Friday, 9 December 2011
Wednesday, 7 December 2011
We tend to integrate campaigns for all the wrong reasons – safety rather than the conviction that dovetailing messages or replication of a message in different media somehow communicates better. A fear of failing rather than a desire to just do it better. Everyone understands and learns better if they are exposed to different stimuli, whether it is learning to ski or speak Spanish. Too often we forget, conveniently, the basic virtues of different media – TV (one message to the masses), Direct Mail (tells a longer story to people we think are more interested), Poster (presence and stature), Digital (depth of engagement).
So perhaps we should stop fussing about integration and talk about brand consistency. This allows you to ignore a medium if it is not working/required for a particular campaign. You’ll talk again, there is always next time. The brand becomes more important than the proposition. We should carry on using integrational devices, but call them integrational devices not integration. They are tools rather than philosophies.
Sunday, 18 September 2011
Here is what happens.
A point of difference is identified. It could be an extra 50 minutes on a mobile tariff, a longer warranty, alternative skins for your laptop, uk call centres. All of them are positive attributes, all of them are researched and when pushed respondents state a preference for them but do they make a difference. Probably not, yet we hang most of our marketing on them. Of course if you are first to offer something like 36m warranties when everyone else offers 12m or all the laptops are silver black and grey and you offer a host of coloured skins then brilliant go for it but otherwise tread carefully.
Focussing on points of difference can give you a nice warm feeling, your job is done. All you need to do is to tell everyone; responses and customers will surely come. But then you find testing the approach in the real world reveals that people are not that interested in what you perceive to be the important part.
When markets are commoditised or several competitors are offering similar services - white goods, communications, energy even automotive you need to stand out, be distinctive. This doesn’t have to be rational and probably can’t be unless you transform how you support or deliver your product. You need to zig when others zag. Context is important, the mundane looks good when everyone else offers risky or quirky. Bond markets look pretty sexy for most investors these days although Greece and Italy are doing their best to de-sex them. Being distinctive could be your brand, your values, your service commitment, your web design, the in store experience. It is important and increasingly so.
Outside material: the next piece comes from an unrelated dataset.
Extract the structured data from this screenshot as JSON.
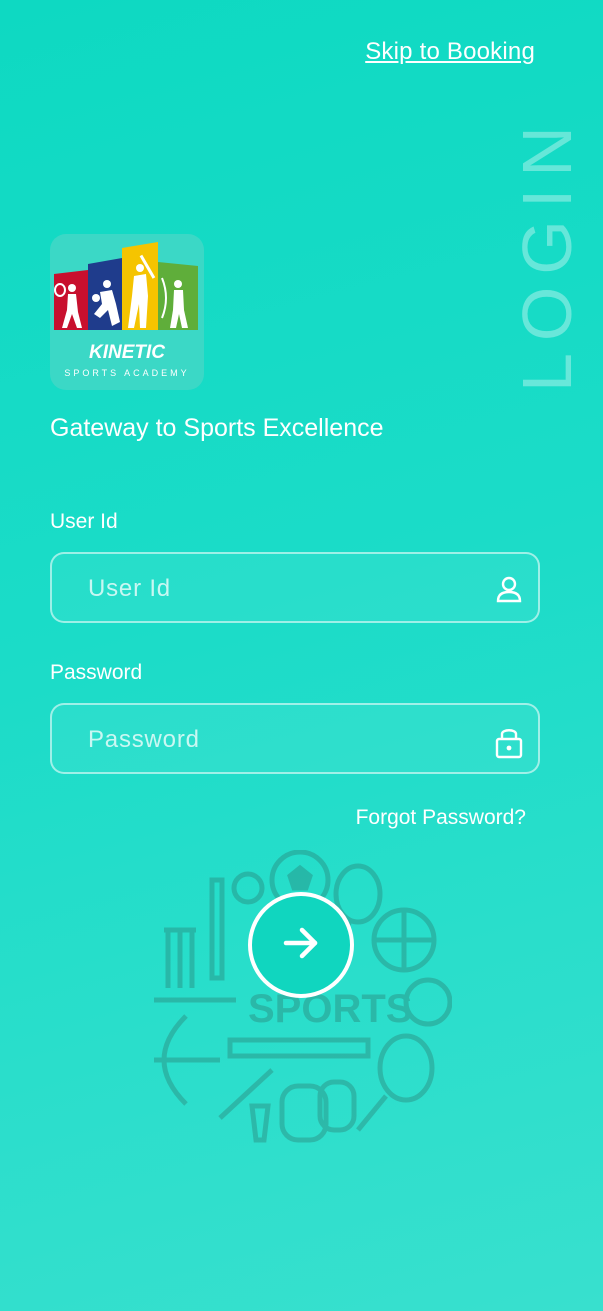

Honda are great engineers, so are the germans. In fact most cars are well made according to JD Power. But Honda grew market share by being different, almost maverick to the disciplined German approach. They had different interpretations of engineering obsession, the considered test and learn Germanic approach, the clunk of the door, versus the creative and total commitment approach of the Japanese. This was reflected in their cars and styling. The points of difference like Honda’s v-tech engines were terrific but sensibly they recognised it was not enough to excite consumers, it could have done the opposite. Reinforced the good but boring Honda tag.
European flights. Easyjet. They are orange, they are cheap. Should they talk about speedy boarding, the range of services in flight, number of destinations or UK airports they fly from? No. Shouting price in an orange style seems to work.
Marketing courses talked about the importance of differentiation, economics courses told us it was best to be second into markets. Learn from mistakes, minimise risk and steal best practice with pride. If you can do this but do it in a distinctive way then perhaps you have cracked it. And maybe this explains the successes that are Toilet Duck, Go Compare, Shake n' Vac, Yeo Valley, Lynx.
Friday, 9 September 2011
Monday, 6 June 2011
France operates an ultra progressive tax regime. It is possible to earn more gross and yet your net income goes down. This 'threshold' is around Euro80k. So there is a disincentive to work - too hard. Naturally round here some restaurants only open 2 months a year to avoid the wealth trap; Shops charge premium prices because they are happy to work on low volumes, high margins. Lower sales (but with higher margins) also set lower expectations for the taxman. Easier to avoid Inc tax.
Then try to find non French products in the supermarkets, very tricky. It is an unofficial (cultural) trade barrier. Harder to police and more efficient. And of course those not working their socks off the two main summer months have the whole of august off any case.
Wonder where they are on the IMF happiness index, probably not very high. Pissed off they haven't won world cup for a while and they don't get July off as well.
Friday, 15 April 2011
Tuesday, 1 March 2011
I can't remember the last time I saw a marketing plan, not a spread sheet, but a proper one with objectives, strategy, goals. I don't think the need to be agile is a good reason not to do one. I have even offered to write one for clients and they seem reticent.
Anyone, any theories?
Friday, 7 January 2011
Customers dont do A because they think B. So if we want customers to do A we have to tell them C. The assumption was attitude preceeded behavioural change.
On other the hand if someone wants to describe digital planning they use keywords rather than what they are trying to achieve for their clients (which is odd in itself) ... information architecture ... engagement ... SEO ... content management ... social media ... HTML.
Strikes me that planning used to be about asking the question what do we say? Nowadays good planners, digital or not, ask the question what can we offer - information, added value, experience? Before they ask what can we say.
(Yes, we should all have working knowledges of HTML, social media ...)
Tuesday, 4 January 2011